Coffee Shops and Social Spaces
Many locals in Hanoi are eager to practice English or other languages. Visiting local coffee shops, parks, or cultural events can lead to informal language exchange opportunities – you will be surprised at the number of people who come up to you and start talking simply to practice their English – so they will be thrilled to find someone interested!
Northern vs. Southern Vietnamese
It is very important to note that there is a distinct difference between the Vietnamese of the North and the South. As a result, make sure that you are learning the correct version rather than simply assuming. In addition, there are variations between the city and the countryside so be aware of these factors when choosing a tutor!
There are three main differences between the North and South :
Northern Vietnamese – In Hanoi and the surrounding areas, there is the pronunciation of “r” as a glottal stop, similar to a soft “g” sound. Additionally, the Northern dialect employs a slightly different tone system compared to Southern Vietnamese.
Southern Vietnamese – In the South, accents tend to be more melodic, with a clear “r” sound.
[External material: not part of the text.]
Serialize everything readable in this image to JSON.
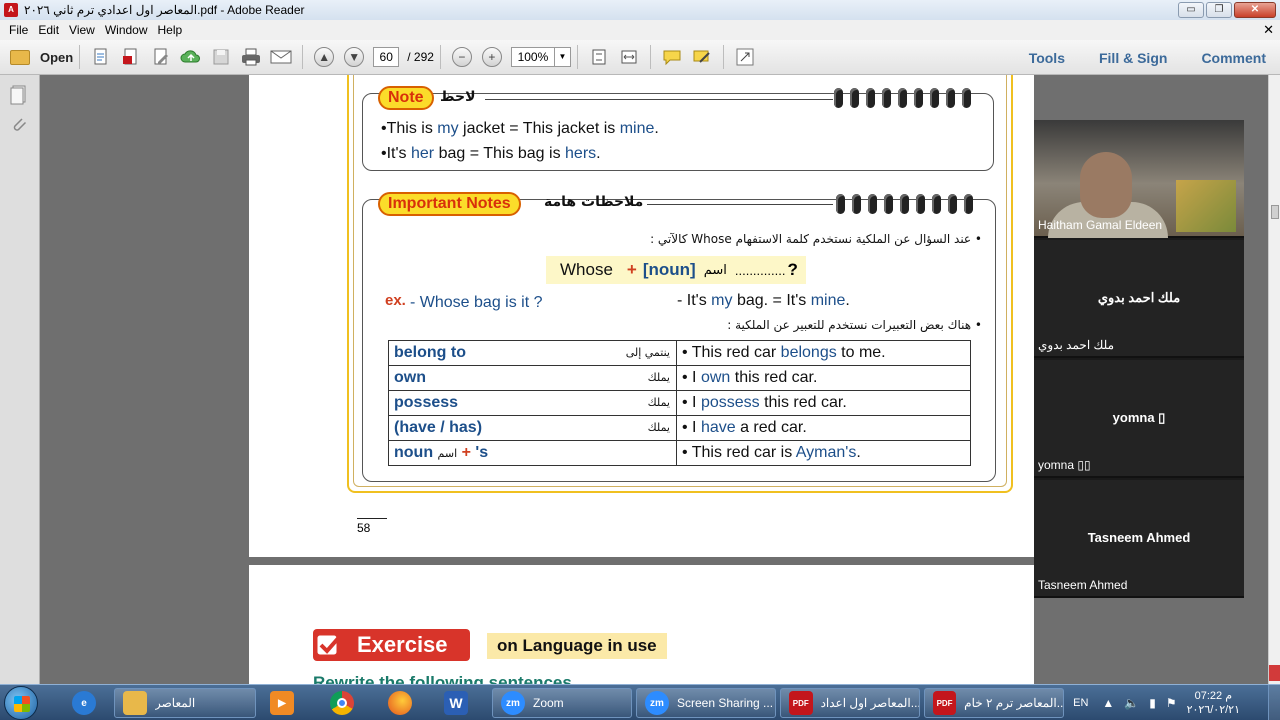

There are distinct pronunciations of certain consonants and vowels, contributing to the musicality of the Southern dialect.
Some words and phrases are unique to the Northern dialect.
While tones remain consistent throughout Vietnamese, the pronunciation of specific tones can vary.
It’s important to note that despite these regional differences, most Vietnamese speakers are accustomed to hearing various accents and can understand both Northern and Southern Vietnamese.
Buying books to learn Vietnamese
To help you learn Vietnamese there are several books written, which will offer translations as well as step-by-step guides to grammar and pronunciation.
Bookshops and Stationery Shops
The larger and more established chain of bookshops often have sections dedicated to language learning materials such as Fahasa, and Nha Sach Phuong Nam.
In addition, you can often find new or second-hand textbooks and workbooks in bookshops that are geared toward the ex-pat community – such as Bookworm as well as small shops in the Old Quarter and the Hoan Kiem District.
Online Retailers and E-Books
If you like online reading then there is a wide selection of materials to be found on Amazon, Book Depository, etc. with these books having perhaps a more comprehensive layout and structure than the books written locally which are often written from a Vietnamese perspective rather than an expat perspective.
Vietnamese e-commerce websites like Shopee (shopee.vn) and Lazada (lazada.vn) often have a variety of language-learning books, including those for learning Vietnamese.
In conclusion, Vietnamese is a beautiful and complex language – it is common courtesy to at least some of the basic greetings, and people in Vietnam greatly appreciate the effort you have made to develop your communication skills – so take the plunge and start your Vietnamese learning experience today!